It’s Wrestlemania season so what better time to have a mania themed ‘Well That Didn’t Work‘ than now? In this latest post Craig goes back in time to 1986 and Wrestlemania 2.
A year after hosting the make or break Wrestlemania 1, the WWE needed ideas how to follow that up. It was decided that the show would be split across 3 different venues the Nassau Veterans Memorial Coliseum in Uniondale, New York, the Rosemont Horizon in Rosemont, Illinois, and the Los Angeles Memorial Sports Arena in Los Angeles, California, with four matches taking place at each.
However, the show ended up being the ultimate swing and a miss.
While it was never going to be a classic, the Hulk Hogan and King Kong Bundy cage match delivered and the tag titles match was excellent.
Sure, you could argue the Hogan v Bundy cage match followed a very similar format to any other Hogan vs monster heel matches that had taken place but Hogan sold so well here and you actually believed, I know I know, that Hogan’s title run was in jeopardy within the confines of the old school blue WWF steel cage.
That tag titles match, though, was really very good. It’s tag team wrestling at its finest as the British Bulldogs, with Ozzy Osbourne in their corner, defeated the Dream Team to win the tag gold. Arguably the best bit is how little Brutus Beefcake is actually involved in the match, perhaps a recognition of his lack of in-ring ability compared to the other three superstars in this match-up. It featured plenty of false finishes that got you on the edge of your seat and a nice surprise ending with the Bulldogs winning the tag gold.
Add in to that the WWF vs NFL battle royal that was far better than it was expected to be and Ricky Steamboat somehow getting a good match out of Hercules, then you can see there are a few things of some note on the card.
As for the worst match?
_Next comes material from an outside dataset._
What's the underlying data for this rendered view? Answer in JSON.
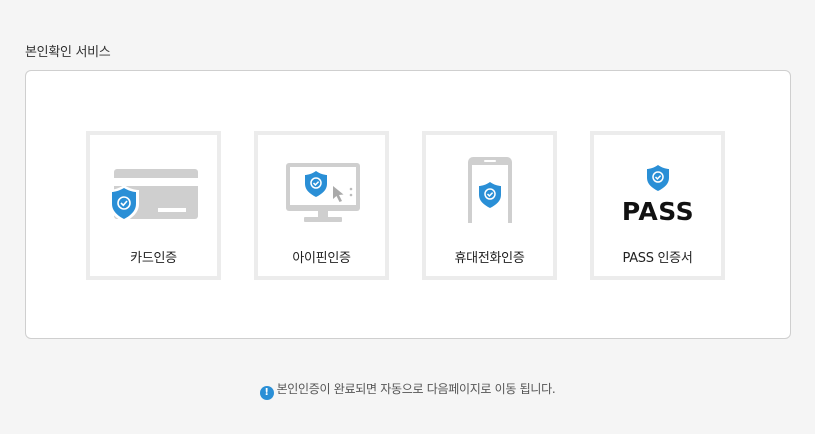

Where do you start? Nothing stands out from the New York portion. Paul Orndorff and The Magnificent Muraco fight to a doubt DQ, the Macho Man vs George Steele bout is rubbish and more than a bit silly and Jake Roberts vs George Wells is a nothing bout. The main event boxing match was ill conceived, a poor spectacle and had a fairly predictable ending.
In Chicago, no one bar the superstars involved would have been saddened if The Fabulous Moolah vs Velvet McIntyre and Nikolai Volkoff vs Corporal Kichner hadn’t taken place. The last two Chicago matches probably made it value for money for those fans that attended but it had far too much filler and nowhere near enough killer.
LA gets a decent deal with the aforementioned Steamboat vs Hercules exceeding expectations, Terry & Hoss Funk vs Junkyard Dog and Tito Santana being a fun tag match and the main event steel cage title match being solid.
Ultimately, this show was when the WWE were still experimenting with Wrestlemania, it was spread over three cities, so each only got four matches and some closed circuit TV. It wasn’t like the Wrestlemanias that we come to expect now and was, really, not much more than a regular house show with a big main event and a handful of fairly hot undercard bouts.
However, as with many of the early Wrestlemanias, there was far too much filler here. New York was worst treated with nothing memorable, bar the dud boxing match, taking place there. The WWF v NFL battel Royal and tag titles match from Chicago and the LA card bar Adrian Adonis v Uncle Elmer saved this card from being utterly awful.
If Wrestlemania 2 had been held at one venue with 2 or 3 of the matches removed then this would have been a half decent mania in the grand scheme of things. Instead, we are left looking back at an experiment that went wrong and, bar a few matches, a show that isn’t memorable in the slightest.
You can read all previous ‘Well That Didn’t Work’ posts here.